Check each line of the records below for the word "activity" and copy those where it appears.

RECORDS SHOWN:
::::

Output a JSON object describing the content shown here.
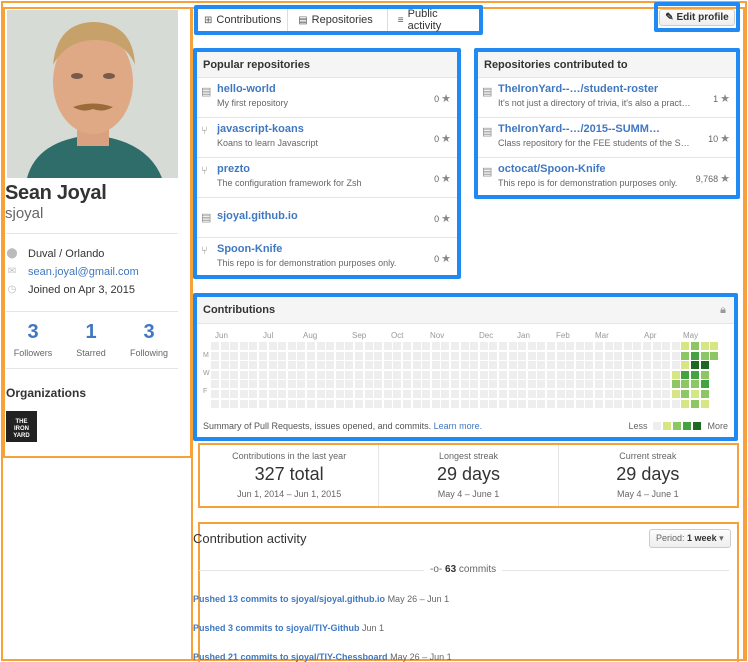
{
  "profile": {
    "name": "Sean Joyal",
    "username": "sjoyal",
    "location": "Duval / Orlando",
    "email": "sean.joyal@gmail.com",
    "joined": "Joined on Apr 3, 2015",
    "stats": [
      {
        "value": "3",
        "label": "Followers"
      },
      {
        "value": "1",
        "label": "Starred"
      },
      {
        "value": "3",
        "label": "Following"
      }
    ],
    "organizations_heading": "Organizations",
    "org_logo_text": "THE IRON YARD"
  },
  "tabs": [
    {
      "label": "Contributions",
      "icon": "contributions-icon"
    },
    {
      "label": "Repositories",
      "icon": "repo-icon"
    },
    {
      "label": "Public activity",
      "icon": "rss-icon"
    }
  ],
  "edit_profile_label": "Edit profile",
  "popular_repos": {
    "title": "Popular repositories",
    "items": [
      {
        "name": "hello-world",
        "desc": "My first repository",
        "stars": "0",
        "fork": false
      },
      {
        "name": "javascript-koans",
        "desc": "Koans to learn Javascript",
        "stars": "0",
        "fork": true
      },
      {
        "name": "prezto",
        "desc": "The configuration framework for Zsh",
        "stars": "0",
        "fork": true
      },
      {
        "name": "sjoyal.github.io",
        "desc": "",
        "stars": "0",
        "fork": false
      },
      {
        "name": "Spoon-Knife",
        "desc": "This repo is for demonstration purposes only.",
        "stars": "0",
        "fork": true
      }
    ]
  },
  "contributed_repos": {
    "title": "Repositories contributed to",
    "items": [
      {
        "name": "TheIronYard--…/student-roster",
        "desc": "It's not just a directory of trivia, it's also a pract…",
        "stars": "1"
      },
      {
        "name": "TheIronYard--…/2015--SUMM…",
        "desc": "Class repository for the FEE students of the S…",
        "stars": "10"
      },
      {
        "name": "octocat/Spoon-Knife",
        "desc": "This repo is for demonstration purposes only.",
        "stars": "9,768"
      }
    ]
  },
  "contributions": {
    "title": "Contributions",
    "months": [
      "Jun",
      "Jul",
      "Aug",
      "Sep",
      "Oct",
      "Nov",
      "Dec",
      "Jan",
      "Feb",
      "Mar",
      "Apr",
      "May"
    ],
    "day_labels": [
      "M",
      "W",
      "F"
    ],
    "summary": "Summary of Pull Requests, issues opened, and commits.",
    "learn_more": "Learn more.",
    "legend_less": "Less",
    "legend_more": "More",
    "colors": [
      "#eeeeee",
      "#d6e685",
      "#8cc665",
      "#44a340",
      "#1e6823"
    ]
  },
  "streaks": [
    {
      "label": "Contributions in the last year",
      "value": "327 total",
      "dates": "Jun 1, 2014 – Jun 1, 2015"
    },
    {
      "label": "Longest streak",
      "value": "29 days",
      "dates": "May 4 – June 1"
    },
    {
      "label": "Current streak",
      "value": "29 days",
      "dates": "May 4 – June 1"
    }
  ],
  "activity": {
    "title": "Contribution activity",
    "period_label": "Period:",
    "period_value": "1 week",
    "commits_count": "63",
    "commits_word": "commits",
    "pushes": [
      {
        "link": "Pushed 13 commits to sjoyal/sjoyal.github.io",
        "dates": "May 26 – Jun 1"
      },
      {
        "link": "Pushed 3 commits to sjoyal/TIY-Github",
        "dates": "Jun 1"
      },
      {
        "link": "Pushed 21 commits to sjoyal/TIY-Chessboard",
        "dates": "May 26 – Jun 1"
      }
    ]
  }
}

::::

ANSWER SPACE:
      "label": "Public activity",
  "activity": {
    "title": "Contribution activity",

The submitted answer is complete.